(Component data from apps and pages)

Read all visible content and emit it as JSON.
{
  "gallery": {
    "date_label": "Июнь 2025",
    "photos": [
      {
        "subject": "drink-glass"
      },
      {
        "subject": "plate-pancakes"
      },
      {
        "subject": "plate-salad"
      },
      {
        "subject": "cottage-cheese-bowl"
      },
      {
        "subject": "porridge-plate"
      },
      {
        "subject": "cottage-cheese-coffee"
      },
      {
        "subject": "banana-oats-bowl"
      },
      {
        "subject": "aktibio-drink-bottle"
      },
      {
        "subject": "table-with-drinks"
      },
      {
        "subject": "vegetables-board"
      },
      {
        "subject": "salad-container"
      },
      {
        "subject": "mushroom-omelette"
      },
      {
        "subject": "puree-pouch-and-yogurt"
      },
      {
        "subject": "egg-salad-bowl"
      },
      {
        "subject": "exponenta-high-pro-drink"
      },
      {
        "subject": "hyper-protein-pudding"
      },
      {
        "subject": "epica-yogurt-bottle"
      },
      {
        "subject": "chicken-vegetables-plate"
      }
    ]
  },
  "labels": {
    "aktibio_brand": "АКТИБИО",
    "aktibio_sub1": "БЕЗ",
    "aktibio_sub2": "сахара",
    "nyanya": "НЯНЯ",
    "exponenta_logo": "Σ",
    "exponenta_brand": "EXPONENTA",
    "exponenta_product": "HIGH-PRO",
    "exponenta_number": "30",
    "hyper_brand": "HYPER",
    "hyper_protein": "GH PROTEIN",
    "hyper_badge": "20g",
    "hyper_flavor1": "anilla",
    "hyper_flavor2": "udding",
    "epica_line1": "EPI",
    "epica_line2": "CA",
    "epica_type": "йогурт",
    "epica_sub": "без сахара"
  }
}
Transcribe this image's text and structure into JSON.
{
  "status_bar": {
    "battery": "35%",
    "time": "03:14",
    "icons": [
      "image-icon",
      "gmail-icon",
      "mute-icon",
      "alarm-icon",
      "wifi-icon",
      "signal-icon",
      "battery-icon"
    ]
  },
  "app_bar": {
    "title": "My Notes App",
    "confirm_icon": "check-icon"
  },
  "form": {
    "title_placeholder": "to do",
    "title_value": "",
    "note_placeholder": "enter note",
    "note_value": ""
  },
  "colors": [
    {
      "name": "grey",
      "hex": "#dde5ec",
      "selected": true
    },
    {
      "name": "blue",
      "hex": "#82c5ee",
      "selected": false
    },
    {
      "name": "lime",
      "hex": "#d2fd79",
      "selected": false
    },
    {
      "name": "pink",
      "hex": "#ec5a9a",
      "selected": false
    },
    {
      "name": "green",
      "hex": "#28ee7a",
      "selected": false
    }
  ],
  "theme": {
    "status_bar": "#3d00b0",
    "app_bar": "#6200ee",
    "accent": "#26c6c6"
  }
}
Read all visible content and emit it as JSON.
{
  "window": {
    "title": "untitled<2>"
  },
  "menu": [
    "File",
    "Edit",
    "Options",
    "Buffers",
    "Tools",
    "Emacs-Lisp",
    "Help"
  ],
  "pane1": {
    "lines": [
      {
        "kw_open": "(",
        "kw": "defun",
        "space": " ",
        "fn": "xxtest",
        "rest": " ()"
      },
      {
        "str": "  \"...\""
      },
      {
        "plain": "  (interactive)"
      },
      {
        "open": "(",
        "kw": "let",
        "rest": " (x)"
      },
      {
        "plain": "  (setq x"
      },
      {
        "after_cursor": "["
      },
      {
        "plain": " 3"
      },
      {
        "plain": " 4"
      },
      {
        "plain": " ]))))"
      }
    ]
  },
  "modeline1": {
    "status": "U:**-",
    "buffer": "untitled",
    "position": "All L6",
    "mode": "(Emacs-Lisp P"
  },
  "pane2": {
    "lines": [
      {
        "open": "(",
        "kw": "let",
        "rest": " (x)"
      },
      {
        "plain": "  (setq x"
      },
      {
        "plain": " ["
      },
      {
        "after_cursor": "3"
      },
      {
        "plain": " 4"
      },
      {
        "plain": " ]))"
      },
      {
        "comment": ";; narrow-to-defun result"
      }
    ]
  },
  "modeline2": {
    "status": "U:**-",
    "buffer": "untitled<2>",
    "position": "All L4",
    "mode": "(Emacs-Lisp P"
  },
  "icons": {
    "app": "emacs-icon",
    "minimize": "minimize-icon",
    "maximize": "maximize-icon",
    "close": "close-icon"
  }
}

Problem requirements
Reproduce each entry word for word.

Answer
Read all visible content and emit it as JSON.
{
  "gallery": {
    "date_label": "Июнь 2025",
    "photos": [
      {
        "subject": "drink-glass"
      },
      {
        "subject": "plate-pancakes"
      },
      {
        "subject": "plate-salad"
      },
      {
        "subject": "cottage-cheese-bowl"
      },
      {
        "subject": "porridge-plate"
      },
      {
        "subject": "cottage-cheese-coffee"
      },
      {
        "subject": "banana-oats-bowl"
      },
      {
        "subject": "aktibio-drink-bottle"
      },
      {
        "subject": "table-with-drinks"
      },
      {
        "subject": "vegetables-board"
      },
      {
        "subject": "salad-container"
      },
      {
        "subject": "mushroom-omelette"
      },
      {
        "subject": "puree-pouch-and-yogurt"
      },
      {
        "subject": "egg-salad-bowl"
      },
      {
        "subject": "exponenta-high-pro-drink"
      },
      {
        "subject": "hyper-protein-pudding"
      },
      {
        "subject": "epica-yogurt-bottle"
      },
      {
        "subject": "chicken-vegetables-plate"
      }
    ]
  },
  "labels": {
    "aktibio_brand": "АКТИБИО",
    "aktibio_sub1": "БЕЗ",
    "aktibio_sub2": "сахара",
    "nyanya": "НЯНЯ",
    "exponenta_logo": "Σ",
    "exponenta_brand": "EXPONENTA",
    "exponenta_product": "HIGH-PRO",
    "exponenta_number": "30",
    "hyper_brand": "HYPER",
    "hyper_protein": "GH PROTEIN",
    "hyper_badge": "20g",
    "hyper_flavor1": "anilla",
    "hyper_flavor2": "udding",
    "epica_line1": "EPI",
    "epica_line2": "CA",
    "epica_type": "йогурт",
    "epica_sub": "без сахара"
  }
}
Transcribe this image's text and structure into JSON.
{
  "status_bar": {
    "battery": "35%",
    "time": "03:14",
    "icons": [
      "image-icon",
      "gmail-icon",
      "mute-icon",
      "alarm-icon",
      "wifi-icon",
      "signal-icon",
      "battery-icon"
    ]
  },
  "app_bar": {
    "title": "My Notes App",
    "confirm_icon": "check-icon"
  },
  "form": {
    "title_placeholder": "to do",
    "title_value": "",
    "note_placeholder": "enter note",
    "note_value": ""
  },
  "colors": [
    {
      "name": "grey",
      "hex": "#dde5ec",
      "selected": true
    },
    {
      "name": "blue",
      "hex": "#82c5ee",
      "selected": false
    },
    {
      "name": "lime",
      "hex": "#d2fd79",
      "selected": false
    },
    {
      "name": "pink",
      "hex": "#ec5a9a",
      "selected": false
    },
    {
      "name": "green",
      "hex": "#28ee7a",
      "selected": false
    }
  ],
  "theme": {
    "status_bar": "#3d00b0",
    "app_bar": "#6200ee",
    "accent": "#26c6c6"
  }
}
Read all visible content and emit it as JSON.
{
  "window": {
    "title": "untitled<2>"
  },
  "menu": [
    "File",
    "Edit",
    "Options",
    "Buffers",
    "Tools",
    "Emacs-Lisp",
    "Help"
  ],
  "pane1": {
    "lines": [
      {
        "kw_open": "(",
        "kw": "defun",
        "space": " ",
        "fn": "xxtest",
        "rest": " ()"
      },
      {
        "str": "  \"...\""
      },
      {
        "plain": "  (interactive)"
      },
      {
        "open": "(",
        "kw": "let",
        "rest": " (x)"
      },
      {
        "plain": "  (setq x"
      },
      {
        "after_cursor": "["
      },
      {
        "plain": " 3"
      },
      {
        "plain": " 4"
      },
      {
        "plain": " ]))))"
      }
    ]
  },
  "modeline1": {
    "status": "U:**-",
    "buffer": "untitled",
    "position": "All L6",
    "mode": "(Emacs-Lisp P"
  },
  "pane2": {
    "lines": [
      {
        "open": "(",
        "kw": "let",
        "rest": " (x)"
      },
      {
        "plain": "  (setq x"
      },
      {
        "plain": " ["
      },
      {
        "after_cursor": "3"
      },
      {
        "plain": " 4"
      },
      {
        "plain": " ]))"
      },
      {
        "comment": ";; narrow-to-defun result"
      }
    ]
  },
  "modeline2": {
    "status": "U:**-",
    "buffer": "untitled<2>",
    "position": "All L4",
    "mode": "(Emacs-Lisp P"
  },
  "icons": {
    "app": "emacs-icon",
    "minimize": "minimize-icon",
    "maximize": "maximize-icon",
    "close": "close-icon"
  }
}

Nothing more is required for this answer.